╭─ Information supplied

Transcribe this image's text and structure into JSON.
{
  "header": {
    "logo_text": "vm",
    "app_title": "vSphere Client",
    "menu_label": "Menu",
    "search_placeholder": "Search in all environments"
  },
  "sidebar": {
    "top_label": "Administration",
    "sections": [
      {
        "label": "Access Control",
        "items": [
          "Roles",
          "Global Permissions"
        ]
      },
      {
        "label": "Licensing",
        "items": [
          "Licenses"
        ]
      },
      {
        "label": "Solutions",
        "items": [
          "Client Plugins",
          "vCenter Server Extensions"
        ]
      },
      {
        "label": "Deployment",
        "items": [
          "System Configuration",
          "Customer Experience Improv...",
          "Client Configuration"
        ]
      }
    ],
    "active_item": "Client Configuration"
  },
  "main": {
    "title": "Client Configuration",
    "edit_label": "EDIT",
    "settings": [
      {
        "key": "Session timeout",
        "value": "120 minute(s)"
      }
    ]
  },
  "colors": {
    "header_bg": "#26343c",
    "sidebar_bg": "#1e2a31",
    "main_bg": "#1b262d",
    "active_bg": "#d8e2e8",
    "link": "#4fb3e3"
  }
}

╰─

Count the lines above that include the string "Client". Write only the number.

Reply to the task: 5